> _TO DO_
The answer must consist of each line below that holds the word "Commerce", copied as it stands.

━━ DATA TO PROCESS

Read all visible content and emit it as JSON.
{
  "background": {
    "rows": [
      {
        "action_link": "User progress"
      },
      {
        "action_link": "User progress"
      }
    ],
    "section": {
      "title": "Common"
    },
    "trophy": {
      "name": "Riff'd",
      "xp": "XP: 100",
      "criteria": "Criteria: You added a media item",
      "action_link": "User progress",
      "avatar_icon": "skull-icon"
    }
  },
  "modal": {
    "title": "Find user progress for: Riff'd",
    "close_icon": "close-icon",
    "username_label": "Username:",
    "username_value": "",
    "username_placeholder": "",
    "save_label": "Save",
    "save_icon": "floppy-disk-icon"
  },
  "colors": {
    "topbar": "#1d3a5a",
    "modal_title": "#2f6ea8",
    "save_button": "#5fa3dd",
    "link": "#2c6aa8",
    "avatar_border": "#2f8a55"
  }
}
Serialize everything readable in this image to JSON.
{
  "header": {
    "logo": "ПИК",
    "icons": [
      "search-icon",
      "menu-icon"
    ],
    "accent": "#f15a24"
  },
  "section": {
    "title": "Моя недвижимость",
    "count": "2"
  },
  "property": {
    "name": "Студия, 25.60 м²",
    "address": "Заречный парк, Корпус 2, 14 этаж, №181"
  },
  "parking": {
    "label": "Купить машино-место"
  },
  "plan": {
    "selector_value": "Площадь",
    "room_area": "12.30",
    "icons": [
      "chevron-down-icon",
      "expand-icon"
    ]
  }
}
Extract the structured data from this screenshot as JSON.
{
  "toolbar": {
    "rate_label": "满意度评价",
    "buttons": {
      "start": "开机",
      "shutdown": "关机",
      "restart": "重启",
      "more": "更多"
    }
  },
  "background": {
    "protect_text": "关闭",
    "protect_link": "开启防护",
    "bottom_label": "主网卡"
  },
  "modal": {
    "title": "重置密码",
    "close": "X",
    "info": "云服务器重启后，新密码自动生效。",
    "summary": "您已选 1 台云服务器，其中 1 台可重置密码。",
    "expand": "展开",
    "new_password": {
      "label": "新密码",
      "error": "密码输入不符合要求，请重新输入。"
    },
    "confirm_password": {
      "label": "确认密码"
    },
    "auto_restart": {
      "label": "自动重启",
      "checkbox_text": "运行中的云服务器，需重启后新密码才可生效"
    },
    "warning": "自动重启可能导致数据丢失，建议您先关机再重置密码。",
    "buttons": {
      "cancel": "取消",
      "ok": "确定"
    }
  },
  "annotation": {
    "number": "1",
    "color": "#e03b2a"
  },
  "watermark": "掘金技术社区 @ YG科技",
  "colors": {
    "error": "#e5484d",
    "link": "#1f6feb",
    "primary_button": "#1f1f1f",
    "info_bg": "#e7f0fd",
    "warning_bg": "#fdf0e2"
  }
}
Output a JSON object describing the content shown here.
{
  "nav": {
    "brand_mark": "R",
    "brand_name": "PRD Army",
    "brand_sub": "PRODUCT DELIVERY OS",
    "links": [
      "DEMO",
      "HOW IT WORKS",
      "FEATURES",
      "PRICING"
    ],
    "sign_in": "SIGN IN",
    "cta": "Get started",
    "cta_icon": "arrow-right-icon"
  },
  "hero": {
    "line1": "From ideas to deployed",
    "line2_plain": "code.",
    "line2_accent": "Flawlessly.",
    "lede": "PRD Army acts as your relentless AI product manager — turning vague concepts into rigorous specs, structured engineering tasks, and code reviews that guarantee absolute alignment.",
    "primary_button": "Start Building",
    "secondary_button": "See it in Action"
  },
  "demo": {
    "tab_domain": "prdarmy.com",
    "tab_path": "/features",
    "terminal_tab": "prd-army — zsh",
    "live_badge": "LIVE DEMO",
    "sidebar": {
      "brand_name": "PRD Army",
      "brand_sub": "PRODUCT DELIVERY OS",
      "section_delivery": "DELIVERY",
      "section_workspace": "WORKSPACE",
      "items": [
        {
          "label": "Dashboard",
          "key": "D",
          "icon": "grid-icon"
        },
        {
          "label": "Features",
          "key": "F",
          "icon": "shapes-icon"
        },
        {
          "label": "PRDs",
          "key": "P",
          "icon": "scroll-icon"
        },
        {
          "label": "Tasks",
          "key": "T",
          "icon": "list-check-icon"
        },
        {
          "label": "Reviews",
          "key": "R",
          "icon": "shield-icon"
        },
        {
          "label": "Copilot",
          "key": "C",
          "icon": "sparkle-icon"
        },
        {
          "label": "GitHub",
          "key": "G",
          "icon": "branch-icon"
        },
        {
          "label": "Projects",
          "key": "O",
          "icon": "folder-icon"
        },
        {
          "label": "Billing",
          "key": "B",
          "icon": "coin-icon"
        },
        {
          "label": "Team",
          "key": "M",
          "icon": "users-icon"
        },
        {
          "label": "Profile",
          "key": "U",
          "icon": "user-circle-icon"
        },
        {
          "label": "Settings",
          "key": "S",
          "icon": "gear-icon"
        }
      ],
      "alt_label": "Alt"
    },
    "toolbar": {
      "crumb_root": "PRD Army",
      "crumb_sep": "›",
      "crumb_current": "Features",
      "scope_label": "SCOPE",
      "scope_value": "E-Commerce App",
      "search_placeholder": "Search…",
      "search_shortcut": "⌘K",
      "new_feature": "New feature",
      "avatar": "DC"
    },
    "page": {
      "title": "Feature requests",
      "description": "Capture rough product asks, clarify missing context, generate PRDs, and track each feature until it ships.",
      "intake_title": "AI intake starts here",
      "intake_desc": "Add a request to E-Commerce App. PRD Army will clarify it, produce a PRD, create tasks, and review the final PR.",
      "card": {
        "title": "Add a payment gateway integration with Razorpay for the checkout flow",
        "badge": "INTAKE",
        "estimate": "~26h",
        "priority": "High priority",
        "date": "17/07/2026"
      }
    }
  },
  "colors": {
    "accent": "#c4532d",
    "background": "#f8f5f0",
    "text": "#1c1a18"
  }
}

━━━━

> _RESPONSE TO THE TASK_
      "scope_value": "E-Commerce App",
      "intake_desc": "Add a request to E-Commerce App. PRD Army will clarify it, produce a PRD, create tasks, and review the final PR.",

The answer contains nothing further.